Majadle, who lost a slot on the Labor list to broadcaster Zoheir Bahloul, said he was not seeking to be put on the list. But he warned that Labor could lose the support of 17,642 Arabs who voted for the party in the last election, a number that includes exclusively Arab municipalities but not mixed cities.
Herzog decided not to include a security figure on the Labor list other than MK Omer Bar-Lev, a reserve colonel who won the sixth slot in the party primary.
But he gave the 11th slot, which had been reserved for a security figure, to economist Manuel Trajtenberg.
Trajtenberg was greeted by booing at the event. Labor activists protested him being handed the slot without running.

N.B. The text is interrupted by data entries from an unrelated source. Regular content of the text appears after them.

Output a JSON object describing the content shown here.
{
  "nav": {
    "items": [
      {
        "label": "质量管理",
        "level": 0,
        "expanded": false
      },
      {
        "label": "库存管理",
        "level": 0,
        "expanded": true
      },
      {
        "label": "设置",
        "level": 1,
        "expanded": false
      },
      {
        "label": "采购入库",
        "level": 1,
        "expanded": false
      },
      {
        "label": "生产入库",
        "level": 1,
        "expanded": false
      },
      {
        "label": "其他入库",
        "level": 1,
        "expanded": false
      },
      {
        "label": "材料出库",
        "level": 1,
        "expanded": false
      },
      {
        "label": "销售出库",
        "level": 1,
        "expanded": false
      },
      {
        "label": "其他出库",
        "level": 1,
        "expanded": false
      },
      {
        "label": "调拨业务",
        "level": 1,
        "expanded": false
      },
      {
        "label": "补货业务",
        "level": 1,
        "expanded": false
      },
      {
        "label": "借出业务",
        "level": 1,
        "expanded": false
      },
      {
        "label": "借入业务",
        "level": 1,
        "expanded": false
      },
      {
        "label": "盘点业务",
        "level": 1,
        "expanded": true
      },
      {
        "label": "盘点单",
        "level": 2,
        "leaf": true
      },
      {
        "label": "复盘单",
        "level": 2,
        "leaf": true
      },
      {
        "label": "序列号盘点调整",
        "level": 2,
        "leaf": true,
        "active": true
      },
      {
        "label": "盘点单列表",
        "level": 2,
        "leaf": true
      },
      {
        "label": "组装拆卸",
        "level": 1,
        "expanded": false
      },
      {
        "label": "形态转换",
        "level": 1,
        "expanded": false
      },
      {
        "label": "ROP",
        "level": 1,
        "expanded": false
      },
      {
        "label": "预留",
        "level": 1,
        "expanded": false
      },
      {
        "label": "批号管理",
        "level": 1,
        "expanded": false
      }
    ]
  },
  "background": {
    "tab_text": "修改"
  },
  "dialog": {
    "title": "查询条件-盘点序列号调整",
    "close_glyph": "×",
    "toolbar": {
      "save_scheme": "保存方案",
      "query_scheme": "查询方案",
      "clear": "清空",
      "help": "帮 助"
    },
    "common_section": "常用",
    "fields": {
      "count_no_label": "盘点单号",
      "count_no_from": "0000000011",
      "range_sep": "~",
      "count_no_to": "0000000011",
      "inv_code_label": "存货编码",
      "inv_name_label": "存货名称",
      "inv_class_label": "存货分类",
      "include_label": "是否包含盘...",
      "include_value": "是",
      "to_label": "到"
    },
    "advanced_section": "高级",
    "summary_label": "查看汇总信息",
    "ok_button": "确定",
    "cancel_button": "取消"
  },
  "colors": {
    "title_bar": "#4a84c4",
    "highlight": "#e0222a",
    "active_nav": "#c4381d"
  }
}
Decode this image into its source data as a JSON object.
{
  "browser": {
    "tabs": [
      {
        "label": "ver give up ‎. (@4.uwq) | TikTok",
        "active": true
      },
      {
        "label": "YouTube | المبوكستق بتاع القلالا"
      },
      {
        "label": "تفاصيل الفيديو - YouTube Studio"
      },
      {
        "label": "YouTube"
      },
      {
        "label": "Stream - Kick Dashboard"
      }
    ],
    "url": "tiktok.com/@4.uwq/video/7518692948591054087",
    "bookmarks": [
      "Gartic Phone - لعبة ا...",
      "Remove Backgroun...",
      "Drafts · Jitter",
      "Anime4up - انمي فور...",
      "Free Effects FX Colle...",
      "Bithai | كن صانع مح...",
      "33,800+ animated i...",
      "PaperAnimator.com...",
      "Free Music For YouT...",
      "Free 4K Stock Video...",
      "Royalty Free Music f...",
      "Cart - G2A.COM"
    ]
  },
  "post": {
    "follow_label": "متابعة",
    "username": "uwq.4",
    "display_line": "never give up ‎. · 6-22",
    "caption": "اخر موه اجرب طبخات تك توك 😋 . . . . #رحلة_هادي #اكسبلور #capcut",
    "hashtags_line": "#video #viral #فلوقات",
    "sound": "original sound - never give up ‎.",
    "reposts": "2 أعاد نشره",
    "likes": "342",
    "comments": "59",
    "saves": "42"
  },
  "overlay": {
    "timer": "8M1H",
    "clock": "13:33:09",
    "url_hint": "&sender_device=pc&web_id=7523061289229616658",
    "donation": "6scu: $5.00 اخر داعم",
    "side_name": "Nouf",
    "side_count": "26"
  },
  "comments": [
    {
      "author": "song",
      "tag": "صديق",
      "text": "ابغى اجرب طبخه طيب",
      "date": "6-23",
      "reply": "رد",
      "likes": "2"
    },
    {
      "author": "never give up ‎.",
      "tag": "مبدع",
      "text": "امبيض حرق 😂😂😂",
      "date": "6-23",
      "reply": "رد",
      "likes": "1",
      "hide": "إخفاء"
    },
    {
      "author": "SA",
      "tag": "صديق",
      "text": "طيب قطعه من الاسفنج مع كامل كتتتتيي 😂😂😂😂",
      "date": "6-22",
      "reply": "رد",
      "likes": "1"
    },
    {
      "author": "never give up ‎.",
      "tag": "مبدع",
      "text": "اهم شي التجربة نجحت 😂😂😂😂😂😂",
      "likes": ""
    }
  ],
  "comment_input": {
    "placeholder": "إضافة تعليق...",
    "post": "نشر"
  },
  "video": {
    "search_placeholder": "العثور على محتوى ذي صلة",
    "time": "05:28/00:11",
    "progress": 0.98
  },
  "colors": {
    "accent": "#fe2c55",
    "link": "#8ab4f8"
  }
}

“It’s not democratic,” said Gal Abitbul, the head of Labor’s Young Guard in Holon, who was one of the booers. “All the other candidates should have been moved up on the list.”
Had other candidates been moved up on the list, MK Nachman Shai would have advanced from the 20th slot to the 13th, ahead of candidates who won slots reserved for sectors. But Shai said he would not protest the decision, which he called “spilled milk.”
Trajtenberg told The Jerusalem Post he wasn’t bothered by the booing.
“This is a real party with real democracy,” he said. “I’m happy to be here.”
Livni denied charges that she prevented her former Kadima rival Shaul Mofaz from receiving the security slot. But in an interview with Army Radio she said Labor “did not miss anything” by not having Mofaz on the list.
She unveiled Hatnua’s candidates on the joint list at the event: MK Amir Peretz, former MK Yoel Hasson, journalist Ksenia Svetlova and Green Movement head Yael Cohen Paran.
Hatnua still has one more slot to give out. A source close to Livni said she was considering former Kadima MK Shlomo Molla as well as two other candidates for what will be the 25th slot on the joint list.